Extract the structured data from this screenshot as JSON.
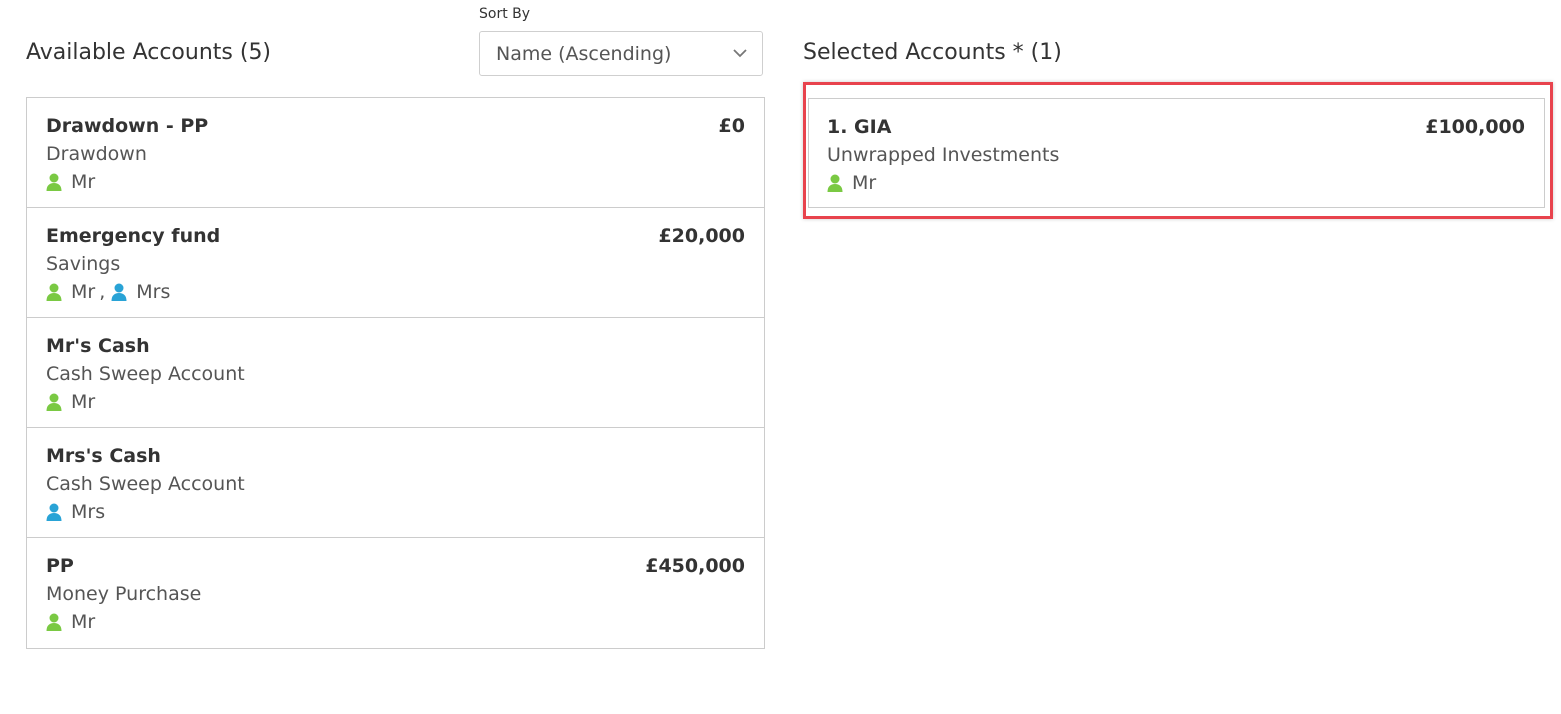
{
  "sort": {
    "label": "Sort By",
    "selected": "Name (Ascending)"
  },
  "available": {
    "heading": "Available Accounts (5)",
    "accounts": [
      {
        "name": "Drawdown - PP",
        "type": "Drawdown",
        "value": "£0",
        "owners": [
          {
            "name": "Mr",
            "color": "#7ac943"
          }
        ]
      },
      {
        "name": "Emergency fund",
        "type": "Savings",
        "value": "£20,000",
        "owners": [
          {
            "name": "Mr",
            "color": "#7ac943"
          },
          {
            "name": "Mrs",
            "color": "#29a3d6"
          }
        ]
      },
      {
        "name": "Mr's Cash",
        "type": "Cash Sweep Account",
        "value": "",
        "owners": [
          {
            "name": "Mr",
            "color": "#7ac943"
          }
        ]
      },
      {
        "name": "Mrs's Cash",
        "type": "Cash Sweep Account",
        "value": "",
        "owners": [
          {
            "name": "Mrs",
            "color": "#29a3d6"
          }
        ]
      },
      {
        "name": "PP",
        "type": "Money Purchase",
        "value": "£450,000",
        "owners": [
          {
            "name": "Mr",
            "color": "#7ac943"
          }
        ]
      }
    ]
  },
  "selected": {
    "heading": "Selected Accounts * (1)",
    "accounts": [
      {
        "name": "1. GIA",
        "type": "Unwrapped Investments",
        "value": "£100,000",
        "owners": [
          {
            "name": "Mr",
            "color": "#7ac943"
          }
        ]
      }
    ]
  },
  "owner_separator": ",",
  "icons": {
    "owner": "person-icon",
    "dropdown": "chevron-down-icon"
  },
  "colors": {
    "highlight_border": "#e8434d",
    "mr": "#7ac943",
    "mrs": "#29a3d6"
  }
}
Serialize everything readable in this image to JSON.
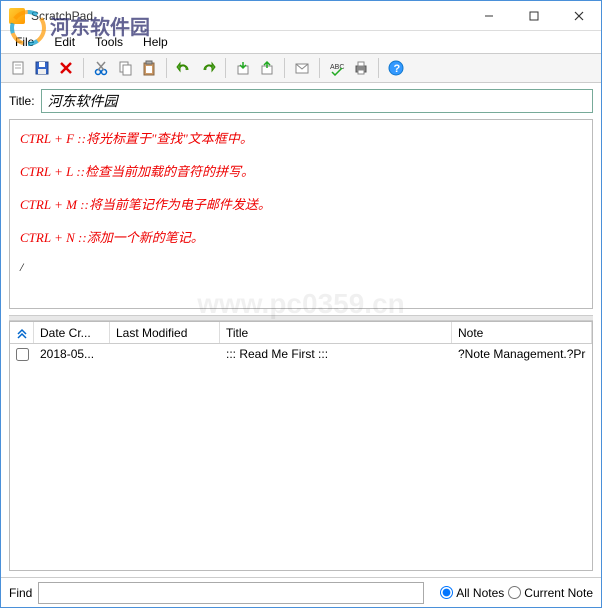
{
  "window": {
    "title": "ScratchPad"
  },
  "menubar": {
    "file": "File",
    "edit": "Edit",
    "tools": "Tools",
    "help": "Help"
  },
  "title_field": {
    "label": "Title:",
    "value": "河东软件园"
  },
  "editor": {
    "lines": [
      "CTRL + F ::将光标置于\"查找\"文本框中。",
      "CTRL + L ::检查当前加载的音符的拼写。",
      "CTRL + M ::将当前笔记作为电子邮件发送。",
      "CTRL + N ::添加一个新的笔记。"
    ],
    "caret": "/"
  },
  "list": {
    "headers": {
      "date": "Date Cr...",
      "modified": "Last Modified",
      "title": "Title",
      "note": "Note"
    },
    "rows": [
      {
        "date": "2018-05...",
        "modified": "",
        "title": "::: Read Me First :::",
        "note": "?Note Management.?Pr"
      }
    ]
  },
  "findbar": {
    "label": "Find",
    "value": "",
    "all_notes": "All Notes",
    "current_note": "Current Note"
  },
  "watermark": {
    "text": "www.pc0359.cn",
    "site": "河东软件园"
  }
}
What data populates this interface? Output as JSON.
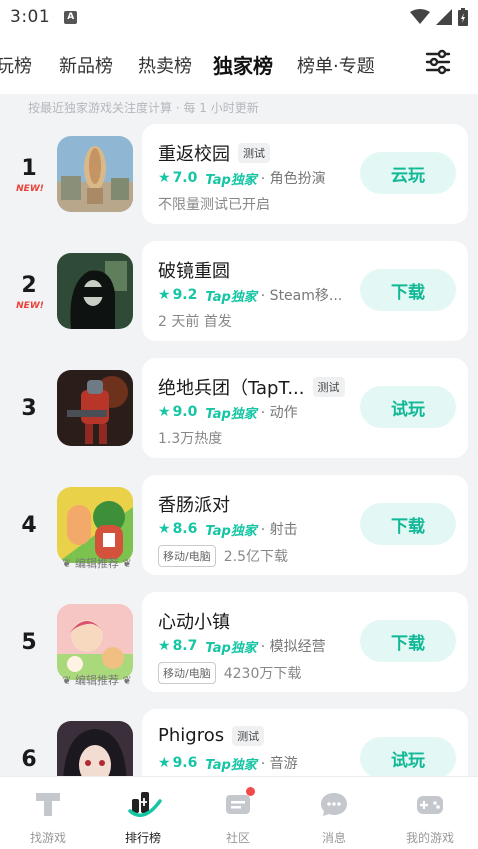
{
  "status_bar": {
    "time": "3:01",
    "notification_glyph": "A"
  },
  "tabs": [
    {
      "label": "玩榜"
    },
    {
      "label": "新品榜"
    },
    {
      "label": "热卖榜"
    },
    {
      "label": "独家榜"
    },
    {
      "label": "榜单·专题"
    }
  ],
  "active_tab_index": 3,
  "caption": "按最近独家游戏关注度计算 · 每 1 小时更新",
  "games": [
    {
      "rank": "1",
      "badge": "NEW!",
      "title": "重返校园",
      "test_tag": "测试",
      "score": "7.0",
      "exclusive": "Tap独家",
      "genre": "· 角色扮演",
      "platform": "",
      "sub": "不限量测试已开启",
      "action": "云玩",
      "editor_pick": ""
    },
    {
      "rank": "2",
      "badge": "NEW!",
      "title": "破镜重圆",
      "test_tag": "",
      "score": "9.2",
      "exclusive": "Tap独家",
      "genre": "· Steam移...",
      "platform": "",
      "sub": "2 天前 首发",
      "action": "下载",
      "editor_pick": ""
    },
    {
      "rank": "3",
      "badge": "",
      "title": "绝地兵团（TapT...",
      "test_tag": "测试",
      "score": "9.0",
      "exclusive": "Tap独家",
      "genre": "· 动作",
      "platform": "",
      "sub": "1.3万热度",
      "action": "试玩",
      "editor_pick": ""
    },
    {
      "rank": "4",
      "badge": "",
      "title": "香肠派对",
      "test_tag": "",
      "score": "8.6",
      "exclusive": "Tap独家",
      "genre": "· 射击",
      "platform": "移动/电脑",
      "sub": "2.5亿下载",
      "action": "下载",
      "editor_pick": "编辑推荐"
    },
    {
      "rank": "5",
      "badge": "",
      "title": "心动小镇",
      "test_tag": "",
      "score": "8.7",
      "exclusive": "Tap独家",
      "genre": "· 模拟经营",
      "platform": "移动/电脑",
      "sub": "4230万下载",
      "action": "下载",
      "editor_pick": "编辑推荐"
    },
    {
      "rank": "6",
      "badge": "",
      "title": "Phigros",
      "test_tag": "测试",
      "score": "9.6",
      "exclusive": "Tap独家",
      "genre": "· 音游",
      "platform": "",
      "sub": "",
      "action": "试玩",
      "editor_pick": ""
    }
  ],
  "bottom_nav": [
    {
      "label": "找游戏"
    },
    {
      "label": "排行榜"
    },
    {
      "label": "社区"
    },
    {
      "label": "消息"
    },
    {
      "label": "我的游戏"
    }
  ],
  "active_nav_index": 1,
  "colors": {
    "accent": "#15c5a4",
    "button_bg": "#e3f8f4",
    "new_badge": "#e8423a",
    "notification_dot": "#f24a4a"
  }
}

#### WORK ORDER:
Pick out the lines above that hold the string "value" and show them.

#### ANSWER TO THE PROBLEM:
        "value": "£0",
        "value": "£20,000",
        "value": "",
        "value": "",
        "value": "£450,000",
        "value": "£100,000",
    "value": "河东软件园"
    "value": "",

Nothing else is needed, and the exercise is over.